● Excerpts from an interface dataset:
==========

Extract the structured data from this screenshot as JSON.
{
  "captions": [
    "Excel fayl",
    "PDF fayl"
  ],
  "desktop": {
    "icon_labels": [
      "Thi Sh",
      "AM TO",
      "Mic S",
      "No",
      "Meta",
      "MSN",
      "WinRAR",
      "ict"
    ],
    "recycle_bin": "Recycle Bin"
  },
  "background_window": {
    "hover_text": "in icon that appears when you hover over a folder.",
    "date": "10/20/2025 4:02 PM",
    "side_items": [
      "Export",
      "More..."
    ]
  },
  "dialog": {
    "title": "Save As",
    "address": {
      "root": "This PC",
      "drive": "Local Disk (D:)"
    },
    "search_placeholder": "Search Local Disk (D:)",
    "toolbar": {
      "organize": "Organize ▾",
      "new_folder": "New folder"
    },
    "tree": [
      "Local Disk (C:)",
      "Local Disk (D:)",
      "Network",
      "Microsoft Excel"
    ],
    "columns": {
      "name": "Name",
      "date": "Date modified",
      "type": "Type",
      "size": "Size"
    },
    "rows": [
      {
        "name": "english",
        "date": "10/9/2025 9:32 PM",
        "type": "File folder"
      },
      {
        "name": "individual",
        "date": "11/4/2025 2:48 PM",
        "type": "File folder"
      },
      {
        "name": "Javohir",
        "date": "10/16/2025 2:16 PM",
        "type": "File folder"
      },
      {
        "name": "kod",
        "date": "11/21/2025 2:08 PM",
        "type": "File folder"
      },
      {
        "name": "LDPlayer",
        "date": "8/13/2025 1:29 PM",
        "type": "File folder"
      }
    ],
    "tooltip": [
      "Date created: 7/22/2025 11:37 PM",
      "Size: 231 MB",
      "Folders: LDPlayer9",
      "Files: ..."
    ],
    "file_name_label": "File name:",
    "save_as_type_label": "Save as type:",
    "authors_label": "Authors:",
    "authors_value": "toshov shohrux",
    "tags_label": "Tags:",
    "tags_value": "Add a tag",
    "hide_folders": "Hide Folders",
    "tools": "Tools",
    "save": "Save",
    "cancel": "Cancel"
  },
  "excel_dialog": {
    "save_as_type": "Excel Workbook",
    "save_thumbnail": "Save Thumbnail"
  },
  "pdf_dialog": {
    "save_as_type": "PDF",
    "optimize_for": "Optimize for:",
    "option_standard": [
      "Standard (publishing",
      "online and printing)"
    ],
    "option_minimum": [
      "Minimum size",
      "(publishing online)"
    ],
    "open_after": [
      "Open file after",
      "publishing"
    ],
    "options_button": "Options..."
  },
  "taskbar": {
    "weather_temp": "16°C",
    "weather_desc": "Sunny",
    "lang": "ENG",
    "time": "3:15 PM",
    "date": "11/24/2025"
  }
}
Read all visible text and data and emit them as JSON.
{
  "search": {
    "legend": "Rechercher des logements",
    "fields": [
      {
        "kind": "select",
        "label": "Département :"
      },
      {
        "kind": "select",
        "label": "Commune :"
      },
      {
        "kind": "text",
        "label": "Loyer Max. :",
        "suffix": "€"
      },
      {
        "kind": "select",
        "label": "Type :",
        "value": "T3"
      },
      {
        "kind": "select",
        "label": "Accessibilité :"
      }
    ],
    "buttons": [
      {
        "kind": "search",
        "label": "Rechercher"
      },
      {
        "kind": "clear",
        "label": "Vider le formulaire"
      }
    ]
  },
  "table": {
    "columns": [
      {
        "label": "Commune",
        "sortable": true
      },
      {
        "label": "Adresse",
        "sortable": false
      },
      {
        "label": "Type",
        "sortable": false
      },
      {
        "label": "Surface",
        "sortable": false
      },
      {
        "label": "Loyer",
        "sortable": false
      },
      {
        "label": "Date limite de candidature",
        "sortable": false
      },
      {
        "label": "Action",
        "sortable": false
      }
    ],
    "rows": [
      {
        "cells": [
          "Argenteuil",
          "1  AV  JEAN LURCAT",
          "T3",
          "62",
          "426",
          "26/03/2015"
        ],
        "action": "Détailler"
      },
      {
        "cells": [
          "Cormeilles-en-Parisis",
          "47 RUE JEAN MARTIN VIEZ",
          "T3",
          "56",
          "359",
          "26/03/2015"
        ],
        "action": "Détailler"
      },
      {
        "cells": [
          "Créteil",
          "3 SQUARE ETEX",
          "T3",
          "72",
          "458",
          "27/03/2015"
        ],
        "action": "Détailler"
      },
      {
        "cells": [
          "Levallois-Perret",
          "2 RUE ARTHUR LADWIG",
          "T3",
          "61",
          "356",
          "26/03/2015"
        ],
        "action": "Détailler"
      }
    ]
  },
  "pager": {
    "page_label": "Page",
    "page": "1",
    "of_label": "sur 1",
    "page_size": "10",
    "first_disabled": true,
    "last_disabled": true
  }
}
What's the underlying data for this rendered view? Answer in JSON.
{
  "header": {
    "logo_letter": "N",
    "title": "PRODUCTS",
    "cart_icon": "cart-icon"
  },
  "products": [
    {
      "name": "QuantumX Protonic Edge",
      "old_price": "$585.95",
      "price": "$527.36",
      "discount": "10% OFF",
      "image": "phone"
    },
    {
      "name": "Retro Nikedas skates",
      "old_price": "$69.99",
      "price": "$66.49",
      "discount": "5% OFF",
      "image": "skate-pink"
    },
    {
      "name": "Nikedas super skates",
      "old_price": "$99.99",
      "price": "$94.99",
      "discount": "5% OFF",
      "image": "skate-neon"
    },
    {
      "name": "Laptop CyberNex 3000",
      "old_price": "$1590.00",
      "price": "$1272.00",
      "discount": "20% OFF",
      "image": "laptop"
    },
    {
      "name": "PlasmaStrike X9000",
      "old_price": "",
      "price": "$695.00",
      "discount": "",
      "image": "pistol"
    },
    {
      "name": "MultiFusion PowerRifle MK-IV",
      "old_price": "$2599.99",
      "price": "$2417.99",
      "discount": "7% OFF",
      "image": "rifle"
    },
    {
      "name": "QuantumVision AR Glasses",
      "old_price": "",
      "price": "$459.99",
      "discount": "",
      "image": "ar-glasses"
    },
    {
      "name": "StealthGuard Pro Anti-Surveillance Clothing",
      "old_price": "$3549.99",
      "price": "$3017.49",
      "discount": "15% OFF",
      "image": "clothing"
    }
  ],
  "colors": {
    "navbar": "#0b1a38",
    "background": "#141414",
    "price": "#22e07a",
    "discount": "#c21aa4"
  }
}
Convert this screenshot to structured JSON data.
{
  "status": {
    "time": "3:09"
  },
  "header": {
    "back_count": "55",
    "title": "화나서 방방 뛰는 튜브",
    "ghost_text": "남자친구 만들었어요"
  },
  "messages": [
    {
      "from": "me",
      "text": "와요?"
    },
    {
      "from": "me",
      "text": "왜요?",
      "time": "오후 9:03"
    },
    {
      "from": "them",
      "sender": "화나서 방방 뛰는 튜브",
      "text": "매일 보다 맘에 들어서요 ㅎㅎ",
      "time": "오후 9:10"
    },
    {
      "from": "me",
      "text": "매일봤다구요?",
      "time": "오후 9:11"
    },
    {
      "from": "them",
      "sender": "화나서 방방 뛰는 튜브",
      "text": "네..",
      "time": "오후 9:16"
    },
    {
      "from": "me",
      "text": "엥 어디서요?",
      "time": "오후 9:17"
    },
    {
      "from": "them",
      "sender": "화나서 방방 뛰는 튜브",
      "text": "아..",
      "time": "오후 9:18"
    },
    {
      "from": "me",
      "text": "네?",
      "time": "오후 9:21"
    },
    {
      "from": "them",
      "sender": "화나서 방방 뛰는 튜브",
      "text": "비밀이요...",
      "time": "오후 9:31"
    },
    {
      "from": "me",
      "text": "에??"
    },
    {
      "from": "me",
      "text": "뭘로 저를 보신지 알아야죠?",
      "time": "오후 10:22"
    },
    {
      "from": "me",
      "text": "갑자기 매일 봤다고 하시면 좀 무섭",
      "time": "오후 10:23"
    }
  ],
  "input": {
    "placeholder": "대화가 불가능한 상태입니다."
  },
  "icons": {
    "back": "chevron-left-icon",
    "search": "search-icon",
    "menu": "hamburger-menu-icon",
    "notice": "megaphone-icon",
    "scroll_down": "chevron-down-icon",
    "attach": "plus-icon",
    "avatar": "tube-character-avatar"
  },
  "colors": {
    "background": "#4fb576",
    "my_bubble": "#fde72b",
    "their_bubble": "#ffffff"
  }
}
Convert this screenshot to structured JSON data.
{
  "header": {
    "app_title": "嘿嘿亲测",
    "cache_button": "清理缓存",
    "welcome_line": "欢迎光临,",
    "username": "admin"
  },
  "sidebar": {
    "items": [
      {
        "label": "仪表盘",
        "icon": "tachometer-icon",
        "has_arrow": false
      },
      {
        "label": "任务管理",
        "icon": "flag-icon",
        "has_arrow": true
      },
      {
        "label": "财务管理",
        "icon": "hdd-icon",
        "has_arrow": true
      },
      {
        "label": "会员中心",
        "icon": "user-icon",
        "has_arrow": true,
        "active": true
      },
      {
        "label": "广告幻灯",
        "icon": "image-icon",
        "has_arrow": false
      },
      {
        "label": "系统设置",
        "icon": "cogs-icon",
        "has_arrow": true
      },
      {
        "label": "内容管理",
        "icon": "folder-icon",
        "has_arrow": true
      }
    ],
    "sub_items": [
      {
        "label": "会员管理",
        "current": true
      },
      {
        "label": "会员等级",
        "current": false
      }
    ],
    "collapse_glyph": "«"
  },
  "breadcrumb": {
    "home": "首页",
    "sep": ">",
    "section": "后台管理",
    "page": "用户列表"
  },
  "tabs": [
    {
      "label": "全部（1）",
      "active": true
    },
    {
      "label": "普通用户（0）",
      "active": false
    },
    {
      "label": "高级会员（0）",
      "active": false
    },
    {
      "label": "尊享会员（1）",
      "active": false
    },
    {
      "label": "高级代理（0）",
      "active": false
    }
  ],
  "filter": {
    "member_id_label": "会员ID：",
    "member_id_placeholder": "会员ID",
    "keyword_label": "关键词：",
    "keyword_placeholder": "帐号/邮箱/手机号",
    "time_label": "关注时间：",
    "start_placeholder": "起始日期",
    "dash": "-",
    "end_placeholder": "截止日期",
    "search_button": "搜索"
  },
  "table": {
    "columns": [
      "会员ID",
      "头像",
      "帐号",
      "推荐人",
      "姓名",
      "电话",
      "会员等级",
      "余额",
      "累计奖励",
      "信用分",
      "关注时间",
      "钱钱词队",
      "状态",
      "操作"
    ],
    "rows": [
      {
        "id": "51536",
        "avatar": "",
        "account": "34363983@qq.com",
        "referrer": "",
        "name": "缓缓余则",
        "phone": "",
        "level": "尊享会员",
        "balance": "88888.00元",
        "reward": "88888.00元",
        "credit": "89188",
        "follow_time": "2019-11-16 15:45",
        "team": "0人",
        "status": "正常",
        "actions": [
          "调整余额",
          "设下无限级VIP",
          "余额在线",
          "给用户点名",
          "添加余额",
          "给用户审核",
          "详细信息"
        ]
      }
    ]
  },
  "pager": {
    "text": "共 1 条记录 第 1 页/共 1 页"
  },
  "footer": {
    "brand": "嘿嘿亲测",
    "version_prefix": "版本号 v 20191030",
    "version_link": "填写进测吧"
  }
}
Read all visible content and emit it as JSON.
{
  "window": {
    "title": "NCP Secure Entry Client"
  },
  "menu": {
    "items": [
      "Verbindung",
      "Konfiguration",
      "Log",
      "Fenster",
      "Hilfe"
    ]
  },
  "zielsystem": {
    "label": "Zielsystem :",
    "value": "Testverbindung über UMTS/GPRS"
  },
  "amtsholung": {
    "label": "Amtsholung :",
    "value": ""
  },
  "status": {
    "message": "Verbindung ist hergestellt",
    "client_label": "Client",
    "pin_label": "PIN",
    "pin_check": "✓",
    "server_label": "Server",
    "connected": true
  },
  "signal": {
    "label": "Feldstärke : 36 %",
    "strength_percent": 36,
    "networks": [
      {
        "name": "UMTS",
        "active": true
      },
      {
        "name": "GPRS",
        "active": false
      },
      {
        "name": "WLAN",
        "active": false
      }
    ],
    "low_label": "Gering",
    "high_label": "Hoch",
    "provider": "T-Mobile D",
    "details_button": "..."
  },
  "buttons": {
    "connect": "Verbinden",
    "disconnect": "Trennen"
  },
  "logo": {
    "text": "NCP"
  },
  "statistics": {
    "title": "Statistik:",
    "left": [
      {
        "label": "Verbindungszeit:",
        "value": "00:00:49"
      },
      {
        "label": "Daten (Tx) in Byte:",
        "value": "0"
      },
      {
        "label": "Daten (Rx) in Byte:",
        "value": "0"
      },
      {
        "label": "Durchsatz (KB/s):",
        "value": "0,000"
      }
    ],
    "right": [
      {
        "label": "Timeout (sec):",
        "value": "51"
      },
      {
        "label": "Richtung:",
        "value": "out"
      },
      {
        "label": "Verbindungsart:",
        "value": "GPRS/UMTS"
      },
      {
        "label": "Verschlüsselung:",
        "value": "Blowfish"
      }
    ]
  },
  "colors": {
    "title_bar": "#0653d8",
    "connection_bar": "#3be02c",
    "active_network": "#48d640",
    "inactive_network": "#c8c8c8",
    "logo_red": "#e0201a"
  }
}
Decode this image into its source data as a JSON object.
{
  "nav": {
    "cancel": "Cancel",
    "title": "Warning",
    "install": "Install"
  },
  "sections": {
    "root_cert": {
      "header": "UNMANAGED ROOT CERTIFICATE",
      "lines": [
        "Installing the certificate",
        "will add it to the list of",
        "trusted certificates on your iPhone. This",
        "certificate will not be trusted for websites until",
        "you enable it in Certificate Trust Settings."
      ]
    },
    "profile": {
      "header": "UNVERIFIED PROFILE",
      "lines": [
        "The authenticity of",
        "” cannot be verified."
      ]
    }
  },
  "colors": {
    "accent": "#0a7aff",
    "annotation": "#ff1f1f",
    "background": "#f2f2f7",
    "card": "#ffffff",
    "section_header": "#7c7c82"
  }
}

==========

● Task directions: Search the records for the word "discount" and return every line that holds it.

● Response to this exercise:
      "discount": "10% OFF",
      "discount": "5% OFF",
      "discount": "5% OFF",
      "discount": "20% OFF",
      "discount": "",
      "discount": "7% OFF",
      "discount": "",
      "discount": "15% OFF",
    "discount": "#c21aa4"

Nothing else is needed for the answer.